====== Task data ======

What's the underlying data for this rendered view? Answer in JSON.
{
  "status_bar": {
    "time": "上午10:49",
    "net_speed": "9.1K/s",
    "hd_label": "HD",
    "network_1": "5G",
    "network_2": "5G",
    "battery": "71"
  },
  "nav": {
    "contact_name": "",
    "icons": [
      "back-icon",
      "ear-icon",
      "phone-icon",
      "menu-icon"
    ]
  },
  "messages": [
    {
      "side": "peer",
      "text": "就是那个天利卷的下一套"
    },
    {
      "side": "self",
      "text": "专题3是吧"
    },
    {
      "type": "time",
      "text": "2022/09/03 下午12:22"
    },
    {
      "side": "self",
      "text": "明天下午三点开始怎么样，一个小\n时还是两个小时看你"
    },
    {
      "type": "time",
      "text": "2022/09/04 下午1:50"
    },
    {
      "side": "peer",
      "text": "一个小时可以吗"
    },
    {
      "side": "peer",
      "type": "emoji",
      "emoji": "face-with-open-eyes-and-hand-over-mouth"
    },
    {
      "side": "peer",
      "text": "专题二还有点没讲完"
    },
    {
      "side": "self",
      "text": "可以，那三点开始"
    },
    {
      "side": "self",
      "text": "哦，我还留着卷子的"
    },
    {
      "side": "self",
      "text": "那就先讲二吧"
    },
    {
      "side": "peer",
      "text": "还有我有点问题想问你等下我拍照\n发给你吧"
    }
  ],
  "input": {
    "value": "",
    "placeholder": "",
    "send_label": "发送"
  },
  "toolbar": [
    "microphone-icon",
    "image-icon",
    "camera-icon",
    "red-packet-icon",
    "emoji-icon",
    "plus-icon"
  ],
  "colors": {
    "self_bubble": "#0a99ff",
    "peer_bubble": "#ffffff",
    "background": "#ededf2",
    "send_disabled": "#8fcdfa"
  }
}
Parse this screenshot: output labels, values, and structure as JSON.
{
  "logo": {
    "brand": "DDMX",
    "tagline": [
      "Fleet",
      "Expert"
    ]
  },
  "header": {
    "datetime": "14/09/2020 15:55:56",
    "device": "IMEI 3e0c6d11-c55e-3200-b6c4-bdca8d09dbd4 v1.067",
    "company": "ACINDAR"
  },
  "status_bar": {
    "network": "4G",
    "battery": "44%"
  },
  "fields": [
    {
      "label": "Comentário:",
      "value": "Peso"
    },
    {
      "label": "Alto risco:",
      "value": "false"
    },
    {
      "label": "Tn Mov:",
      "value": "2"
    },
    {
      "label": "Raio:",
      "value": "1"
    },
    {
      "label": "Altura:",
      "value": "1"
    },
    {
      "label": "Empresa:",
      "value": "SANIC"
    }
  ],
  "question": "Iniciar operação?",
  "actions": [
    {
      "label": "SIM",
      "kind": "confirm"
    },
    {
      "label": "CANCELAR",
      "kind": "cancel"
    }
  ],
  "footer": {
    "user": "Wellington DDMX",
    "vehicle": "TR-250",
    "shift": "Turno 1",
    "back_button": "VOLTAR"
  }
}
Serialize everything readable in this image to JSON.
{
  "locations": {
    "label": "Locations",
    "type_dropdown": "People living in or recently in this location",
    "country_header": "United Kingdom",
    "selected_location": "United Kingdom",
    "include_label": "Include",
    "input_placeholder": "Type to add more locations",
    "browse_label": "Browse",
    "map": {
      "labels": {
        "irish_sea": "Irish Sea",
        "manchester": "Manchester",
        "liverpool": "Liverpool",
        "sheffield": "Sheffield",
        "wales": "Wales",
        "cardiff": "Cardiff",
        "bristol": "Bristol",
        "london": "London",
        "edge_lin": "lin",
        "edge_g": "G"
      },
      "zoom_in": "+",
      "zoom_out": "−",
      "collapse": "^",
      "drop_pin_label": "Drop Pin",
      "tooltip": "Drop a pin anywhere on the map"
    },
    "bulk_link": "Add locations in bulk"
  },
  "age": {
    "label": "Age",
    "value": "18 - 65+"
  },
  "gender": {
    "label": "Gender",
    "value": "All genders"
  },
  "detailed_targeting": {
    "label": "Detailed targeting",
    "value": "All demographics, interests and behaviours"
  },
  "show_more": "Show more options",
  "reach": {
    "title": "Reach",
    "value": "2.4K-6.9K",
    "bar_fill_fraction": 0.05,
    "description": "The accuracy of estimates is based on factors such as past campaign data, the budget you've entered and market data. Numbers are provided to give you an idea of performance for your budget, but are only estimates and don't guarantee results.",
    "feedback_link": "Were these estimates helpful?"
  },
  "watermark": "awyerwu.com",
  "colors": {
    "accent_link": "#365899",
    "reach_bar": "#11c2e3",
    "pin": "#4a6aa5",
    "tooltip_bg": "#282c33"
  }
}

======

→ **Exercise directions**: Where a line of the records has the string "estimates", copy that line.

→ **Output of the task**:
    "description": "The accuracy of estimates is based on factors such as past campaign data, the budget you've entered and market data. Numbers are provided to give you an idea of performance for your budget, but are only estimates and don't guarantee results.",
    "feedback_link": "Were these estimates helpful?"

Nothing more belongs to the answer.